The Remote Desktop Protocol is a protocol developed by Microsoft for securely connecting remote clients and servers. Oracle VDI includes a built-in RDP broker that enables an RDP client to access the virtual desktops provided by Oracle VDI. Typically this method of access is used with either Oracle Secure Global Desktop, which includes an RDP Client known as ttatsc, or the Microsoft RDP client, known as Remote Desktop Connection.

The following table contains a list of features that are supported by the different client access methods supported by Oracle VDI.


Sun Ray Hardware

Oracle Virtual Desktop Client

Oracle Secure Global Desktop

Microsoft Remote Desktop Connection

Audio recording (input audio)

Audio redirection


Clipboard redirection

COM port mapping


Drive redirection (client drive mapping)



(RDP 7 only)

Network security (encryption level)

Session directory

Smart card device redirection

Time zone redirection

USB device redirection

Video acceleration

(RDP 7 only)

Windows printer mapping (client printing)

The list of features in the table above is only a statement of the capabilities of each of the client access methods. The features that can actually be used for a virtual desktop depend on the RDP protocol selected for the pool and the configuration of the virtual desktop itself. For more information, see Section 6.1.7, “Choosing Between VRDP and MS-RDP”.

For Sun Ray Clients, support for the list of features in the above table depends on the version of the hardware, or the software release, used. Check the documentation for your products to see what is supported.

For Oracle Secure Global Desktop support for the list of features in the above table depends on the software release. Check the documentation for your product to see what is supported.

For Microsoft Remote Desktop Connection, support for the list of features in the above table depends on the version of Remote Desktop Connection used. Check the documentation for your version to see what is supported.

Color Depth

Oracle Secure Global Desktop does not support 15-bit color depths. If this color depth is specified for a virtual desktop, 8-bit color is used instead.

32-bit color is available on Windows Vista or Windows Server 2008 and later platforms. To display 32-bit color, the client device must be capable of displaying 32-bit color.

Encryption Level

You can only use the Low, Client-compatible, or High encryption levels with Oracle Secure Global Desktop and Sun Ray Clients. The Federal Information Processing Standards (FIPS) encryption level is not supported.

Multi-Monitor and Windows 7

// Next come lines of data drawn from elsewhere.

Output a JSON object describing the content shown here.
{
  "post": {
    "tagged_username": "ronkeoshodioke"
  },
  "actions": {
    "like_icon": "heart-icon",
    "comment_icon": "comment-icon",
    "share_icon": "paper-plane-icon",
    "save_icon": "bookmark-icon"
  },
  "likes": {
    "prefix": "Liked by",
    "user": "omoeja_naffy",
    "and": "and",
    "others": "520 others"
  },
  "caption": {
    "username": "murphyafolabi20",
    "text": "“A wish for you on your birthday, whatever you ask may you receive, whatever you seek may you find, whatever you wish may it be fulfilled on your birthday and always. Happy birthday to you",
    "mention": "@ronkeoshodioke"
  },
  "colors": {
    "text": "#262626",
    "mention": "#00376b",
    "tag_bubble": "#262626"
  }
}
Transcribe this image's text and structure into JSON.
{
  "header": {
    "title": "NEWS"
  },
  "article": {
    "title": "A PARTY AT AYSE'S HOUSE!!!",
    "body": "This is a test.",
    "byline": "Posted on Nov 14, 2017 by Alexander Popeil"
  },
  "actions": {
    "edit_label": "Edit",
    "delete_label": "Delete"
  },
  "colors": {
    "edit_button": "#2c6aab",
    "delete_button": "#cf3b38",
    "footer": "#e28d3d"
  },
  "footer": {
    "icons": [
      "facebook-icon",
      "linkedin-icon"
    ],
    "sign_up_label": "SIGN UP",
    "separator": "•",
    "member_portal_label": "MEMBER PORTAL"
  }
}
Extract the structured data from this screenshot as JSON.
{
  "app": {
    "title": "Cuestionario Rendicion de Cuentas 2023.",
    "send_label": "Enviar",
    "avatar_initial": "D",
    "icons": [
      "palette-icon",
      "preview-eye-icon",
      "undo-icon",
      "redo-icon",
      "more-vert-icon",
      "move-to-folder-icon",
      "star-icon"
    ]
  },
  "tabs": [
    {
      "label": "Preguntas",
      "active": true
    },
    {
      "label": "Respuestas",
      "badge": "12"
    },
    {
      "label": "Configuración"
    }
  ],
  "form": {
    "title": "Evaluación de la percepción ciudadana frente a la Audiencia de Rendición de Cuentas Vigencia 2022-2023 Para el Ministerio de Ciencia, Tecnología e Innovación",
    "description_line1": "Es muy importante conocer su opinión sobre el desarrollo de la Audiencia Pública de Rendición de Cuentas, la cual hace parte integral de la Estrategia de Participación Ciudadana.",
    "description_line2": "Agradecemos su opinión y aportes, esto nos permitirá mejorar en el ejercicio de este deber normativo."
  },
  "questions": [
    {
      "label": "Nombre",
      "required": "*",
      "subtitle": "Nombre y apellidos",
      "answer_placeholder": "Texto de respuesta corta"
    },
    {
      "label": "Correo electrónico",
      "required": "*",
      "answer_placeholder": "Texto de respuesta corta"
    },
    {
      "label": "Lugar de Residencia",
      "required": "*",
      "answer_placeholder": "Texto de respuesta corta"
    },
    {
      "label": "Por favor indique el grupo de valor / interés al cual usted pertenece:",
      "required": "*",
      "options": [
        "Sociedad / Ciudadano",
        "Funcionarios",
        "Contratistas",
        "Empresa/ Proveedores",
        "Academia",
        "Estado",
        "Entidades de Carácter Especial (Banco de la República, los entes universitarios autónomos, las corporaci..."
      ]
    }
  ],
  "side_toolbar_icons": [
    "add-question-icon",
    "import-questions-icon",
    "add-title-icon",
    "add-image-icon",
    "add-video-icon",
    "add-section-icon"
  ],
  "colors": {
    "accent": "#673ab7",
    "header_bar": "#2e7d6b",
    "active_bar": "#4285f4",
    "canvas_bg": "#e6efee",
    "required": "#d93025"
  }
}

Not all editions of Windows 7 include multi-monitor support, see the Microsoft Remote Desktop Connection FAQ for details.

Transport Layer Security

Oracle Secure Global Desktop does not support the use of Transport Layer Security (TLS) for server authentication, and to encrypt Terminal Server communication.